Bearing this in mind, whilst it may be quite late news to many (the concept is nine years old!), we feel it's important to share Marmite's proposed role in the Middle East peace process with you, our intellectual, well-informed readership. One creative chap advising the foreign office has been particularly keen on the idea of our favourite half-crude-oil/half-sandwich-spread mix being promoted for sale round this troubled region. The logic behind this being a lack of zinc makes men irritable and belligerent. Zinc comes in yeast. No-one in the Middle East makes bread with yeast. So obviously give them Marmite!
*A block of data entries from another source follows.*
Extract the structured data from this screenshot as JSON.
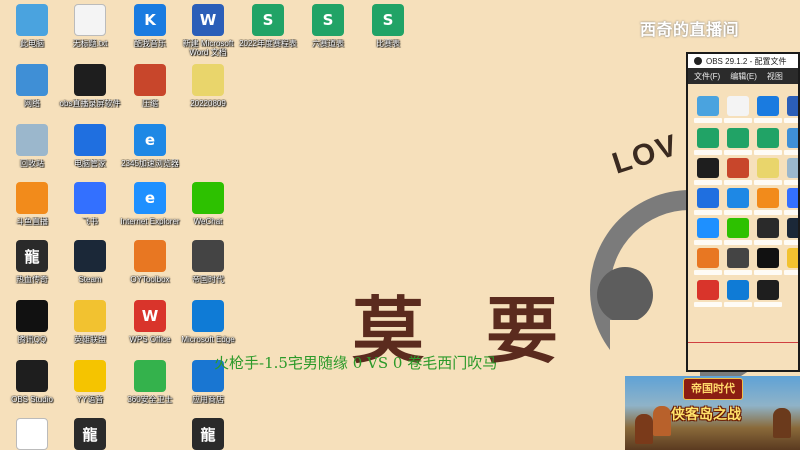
{
  "watermark": "西奇的直播间",
  "overlay_score": "火枪手-1.5宅男随缘   0  VS  0  卷毛西门吹马",
  "wallpaper": {
    "big_text": [
      "莫",
      "要"
    ],
    "love_text": "LOV"
  },
  "desktop_icons": [
    {
      "label": "此电脑",
      "icon": "computer-icon",
      "color": "#4aa3df"
    },
    {
      "label": "无标题.txt",
      "icon": "text-file-icon",
      "color": "#f4f4f4"
    },
    {
      "label": "酷我音乐",
      "icon": "kuwo-music-icon",
      "color": "#1a7be0",
      "glyph": "K"
    },
    {
      "label": "新建 Microsoft Word 文档",
      "icon": "word-doc-icon",
      "color": "#2b5eb8",
      "glyph": "W"
    },
    {
      "label": "2022年度赛程表",
      "icon": "wps-sheet-icon",
      "color": "#21a366",
      "glyph": "S"
    },
    {
      "label": "六赛道表",
      "icon": "wps-sheet-icon",
      "color": "#21a366",
      "glyph": "S"
    },
    {
      "label": "比赛表",
      "icon": "wps-sheet-icon",
      "color": "#21a366",
      "glyph": "S"
    },
    {
      "label": "网络",
      "icon": "network-icon",
      "color": "#3f8fd6"
    },
    {
      "label": "obs直播录屏软件",
      "icon": "obs-icon",
      "color": "#1e1e1e"
    },
    {
      "label": "压缩",
      "icon": "archive-icon",
      "color": "#c8462b"
    },
    {
      "label": "20220809",
      "icon": "folder-icon",
      "color": "#e9d56b"
    },
    {
      "label": "回收站",
      "icon": "recycle-bin-icon",
      "color": "#9bb7cc"
    },
    {
      "label": "电脑管家",
      "icon": "pc-manager-icon",
      "color": "#1f6fe0"
    },
    {
      "label": "2345加速浏览器",
      "icon": "browser-icon",
      "color": "#1e88e5",
      "glyph": "e"
    },
    {
      "label": "斗鱼直播",
      "icon": "douyu-icon",
      "color": "#f28b1b"
    },
    {
      "label": "飞书",
      "icon": "feishu-icon",
      "color": "#3370ff"
    },
    {
      "label": "Internet Explorer",
      "icon": "ie-icon",
      "color": "#1e90ff",
      "glyph": "e"
    },
    {
      "label": "WeChat",
      "icon": "wechat-icon",
      "color": "#2dc100"
    },
    {
      "label": "热血传奇",
      "icon": "legend-game-icon",
      "color": "#2a2a2a",
      "glyph": "龍"
    },
    {
      "label": "Steam",
      "icon": "steam-icon",
      "color": "#1b2838"
    },
    {
      "label": "OYToolbox",
      "icon": "toolbox-icon",
      "color": "#e87722"
    },
    {
      "label": "帝国时代",
      "icon": "aoe-icon",
      "color": "#444444"
    },
    {
      "label": "腾讯QQ",
      "icon": "qq-icon",
      "color": "#111111"
    },
    {
      "label": "英雄联盟",
      "icon": "lol-icon",
      "color": "#f2c230"
    },
    {
      "label": "WPS Office",
      "icon": "wps-icon",
      "color": "#d9342b",
      "glyph": "W"
    },
    {
      "label": "Microsoft Edge",
      "icon": "edge-icon",
      "color": "#0f7bd6"
    },
    {
      "label": "OBS Studio",
      "icon": "obs-icon",
      "color": "#1e1e1e"
    },
    {
      "label": "YY语音",
      "icon": "yy-icon",
      "color": "#f5c400"
    },
    {
      "label": "360安全卫士",
      "icon": "security-icon",
      "color": "#34b24c"
    },
    {
      "label": "应用商店",
      "icon": "store-icon",
      "color": "#1976d2"
    },
    {
      "label": "",
      "icon": "bear-icon",
      "color": "#ffffff"
    },
    {
      "label": "",
      "icon": "legend-game-icon",
      "color": "#2a2a2a",
      "glyph": "龍"
    },
    {
      "label": "",
      "icon": "legend-game-icon",
      "color": "#2a2a2a",
      "glyph": "龍"
    }
  ],
  "obs_window": {
    "title": "OBS 29.1.2 - 配置文件",
    "menu": [
      "文件(F)",
      "编辑(E)",
      "视图"
    ]
  },
  "ad_banner": {
    "logo": "帝国时代",
    "title": "侠客岛之战"
  }
}
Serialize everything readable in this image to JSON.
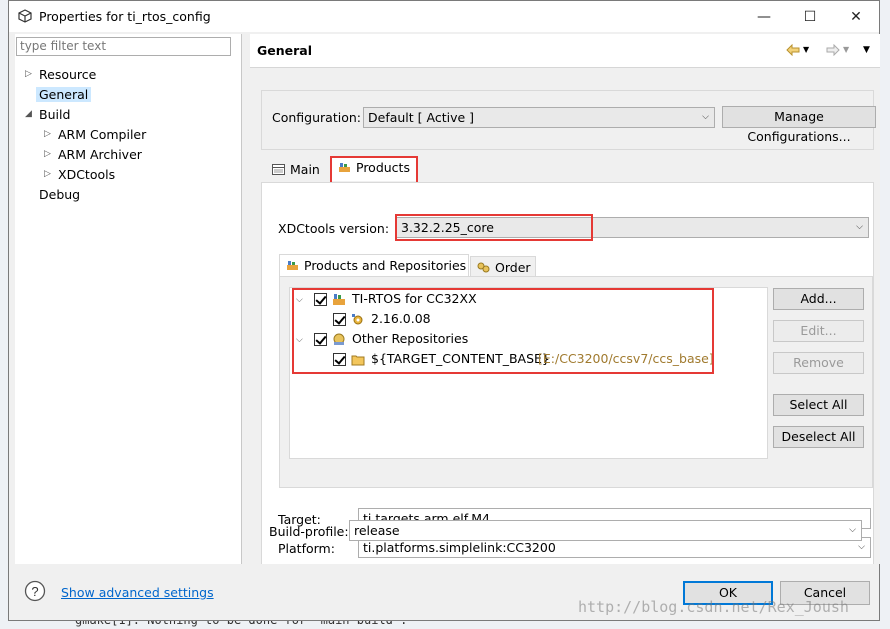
{
  "window": {
    "title": "Properties for ti_rtos_config",
    "controls": {
      "minimize": "—",
      "maximize": "☐",
      "close": "✕"
    }
  },
  "sidebar": {
    "filter_placeholder": "type filter text",
    "items": [
      {
        "label": "Resource"
      },
      {
        "label": "General"
      },
      {
        "label": "Build"
      },
      {
        "label": "ARM Compiler"
      },
      {
        "label": "ARM Archiver"
      },
      {
        "label": "XDCtools"
      },
      {
        "label": "Debug"
      }
    ]
  },
  "page": {
    "title": "General",
    "configuration_label": "Configuration:",
    "configuration_value": "Default  [ Active ]",
    "manage_button": "Manage Configurations...",
    "tabs": [
      {
        "label": "Main"
      },
      {
        "label": "Products"
      }
    ],
    "xdctools_label": "XDCtools version:",
    "xdctools_value": "3.32.2.25_core",
    "subtabs": [
      {
        "label": "Products and Repositories"
      },
      {
        "label": "Order"
      }
    ],
    "tree": [
      {
        "label": "TI-RTOS for CC32XX",
        "path": ""
      },
      {
        "label": "2.16.0.08",
        "path": ""
      },
      {
        "label": "Other Repositories",
        "path": ""
      },
      {
        "label": "${TARGET_CONTENT_BASE}",
        "path": "[E:/CC3200/ccsv7/ccs_base]"
      }
    ],
    "side_buttons": {
      "add": "Add...",
      "edit": "Edit...",
      "remove": "Remove",
      "select_all": "Select All",
      "deselect_all": "Deselect All"
    },
    "target_label": "Target:",
    "target_value": "ti.targets.arm.elf.M4",
    "platform_label": "Platform:",
    "platform_value": "ti.platforms.simplelink:CC3200",
    "buildprofile_label": "Build-profile:",
    "buildprofile_value": "release"
  },
  "footer": {
    "advanced_link": "Show advanced settings",
    "ok": "OK",
    "cancel": "Cancel"
  },
  "watermark": "http://blog.csdn.net/Rex_Joush",
  "background_text": "gmake[1]: Nothing to be done for 'main-build'.",
  "colors": {
    "highlight": "#e53935",
    "selection": "#cce8ff",
    "link": "#0066cc",
    "path": "#a07a2e"
  }
}
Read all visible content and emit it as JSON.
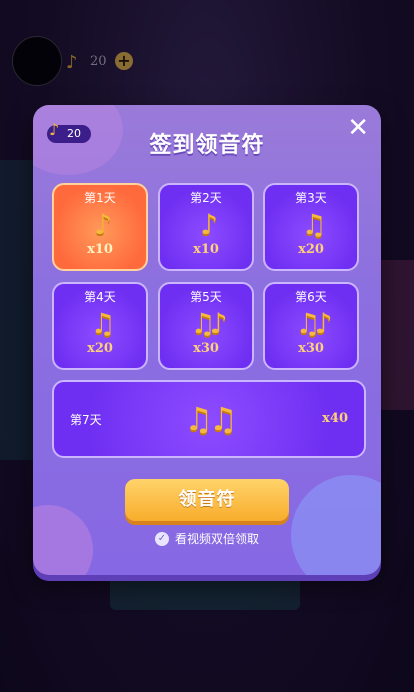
{
  "topbar": {
    "coin_icon": "music-note-icon",
    "coin_count": "20",
    "add_icon": "plus-icon"
  },
  "dialog": {
    "title": "签到领音符",
    "balance": "20",
    "close_label": "✕",
    "days": [
      {
        "label": "第1天",
        "notes": "♪",
        "amount": "x10",
        "active": true
      },
      {
        "label": "第2天",
        "notes": "♪",
        "amount": "x10",
        "active": false
      },
      {
        "label": "第3天",
        "notes": "♫",
        "amount": "x20",
        "active": false
      },
      {
        "label": "第4天",
        "notes": "♫",
        "amount": "x20",
        "active": false
      },
      {
        "label": "第5天",
        "notes": "♫♪",
        "amount": "x30",
        "active": false
      },
      {
        "label": "第6天",
        "notes": "♫♪",
        "amount": "x30",
        "active": false
      }
    ],
    "day7": {
      "label": "第7天",
      "notes": "♫♫",
      "amount": "x40"
    },
    "claim_button": "领音符",
    "double_option": "看视频双倍领取"
  },
  "colors": {
    "accent": "#8768e4",
    "claim": "#f8ad2c",
    "active_day": "#ff6a3d",
    "note": "#f6b93b"
  }
}
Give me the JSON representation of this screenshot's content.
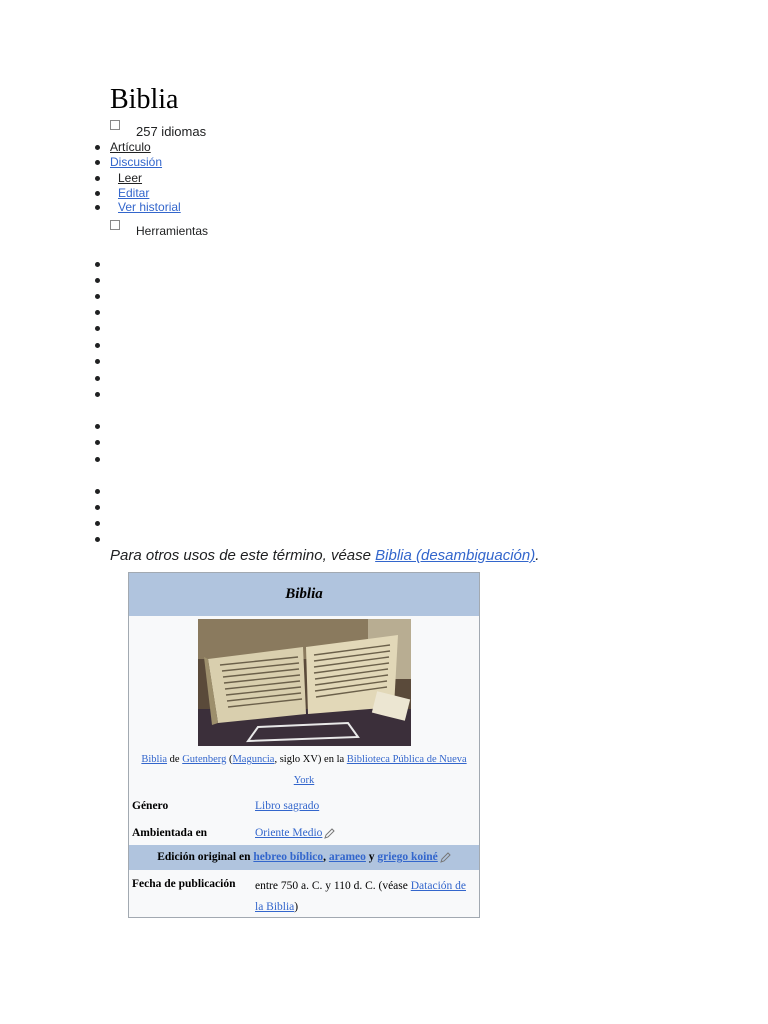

Sadly despite this profound breakthrough (who could ever need two states, if you've got two slices of toast and some marmite?) the UN have yet to start dropping parcels of Marmite food aid...


Friday, 12 June 2009

Ask The Rabbi?

Like much of mankind's recorded past the origin of the sandwich is clouded in myth. Controversially, in common with a large portion of modern history, the sandwich may too have been a victim of poisonous anti-Semitic actions and denials.

We found it illuminating to discover a comprehensive and convincing body of evidence behind the invention, in-fact, being a creation of Rabbi Hillel the Elder, rather than the conceited Englishman the Earl Of Sandwich. Interestingly this would have been well over fifteen hundred years before the grand earl arrogantly added his title to the mix!

Evidence uncovered stems from a part of the Passover Seder, (the annual commemoration of the Exodus from Egypt), in the section of Korech, where the Haggadah, the ancient liturgy, instructs participants to take the matzo and wrap it around the bitter herbs and eat them together whilst saying in Hebrew: "This is a remembrance of Hillel in Temple times — This is what Hillel did when the Temple existed: he used to enwrap the Paschal lamb, the matzo and the bitter herbs and eat them as one."

Rabbi Hillel is also famous for once having been asked to explain the Jewish religon whilst standing on one foot, he is said to have quickly replied "What is hateful to you, do not do to your fellow: this is the whole Law; the rest is the explanation; go and learn". Pretty much all you need to know right?


Monday, 1 June 2009

Free Rice!

Free Rice is seriously cool. Three mega things about it,
1. you learn stuff,
2. you donate rice to countries that need it most,
3. Bob Geldof's not involved anywhere,

It's also highly addictive. Not recommended if you should be studying for exams..

Sunday, 31 May 2009

jerk my goat - bbq

In light of the 'el-sorchio' weather, we fired up the rickety old bbq. I've wanted to cook goat ever since the butcher across the road from my house put up a sign in his window saying "we now stock goat".


I had a a quick browse on the internet for some goat related inspiration - of which there was plenty.


I quite fancied giving 'jerk' a bit of a go. Apparently, a traditional Jamaican style of cooking goat.


Key ingredients of jerk:


allspice (pimento)

scotch bonnet peppers

cloves

cinnamon

thyme

garlic


all smashed and bashed together. Its supposed to be a 'dry rub'.


The jerk seasoning was made up, then rubbed well onto the goat. I left it for a couple of hours to do its business while the bbq built up heat. I did drizzle a little olive oil over the goat before cooking.


The butcher told me to cook it slowly. I used tin foil on the bbq to slow the cooking down.


Whilst other more regular bbq items (burgers, kebabs etc) were cooked, the goat slowly, but surely did its thing.


Whilst I'm talking about kebabs - I'll let you in on a top tip: old bicycle spokes make excellent kebab skewers! I cut 10 spokes from an old bicycle wheel, cleaned them up thoroughly.. They did an excellent job. (and were free!)


Moving back to the goat.


It was great! Very tasty.


I'll cook goat again no doubt. I have plans for both curried goat, and also a roast goat leg.


Get a goat on your bbq!


goat links:


Goat Leg Roulade - Smoked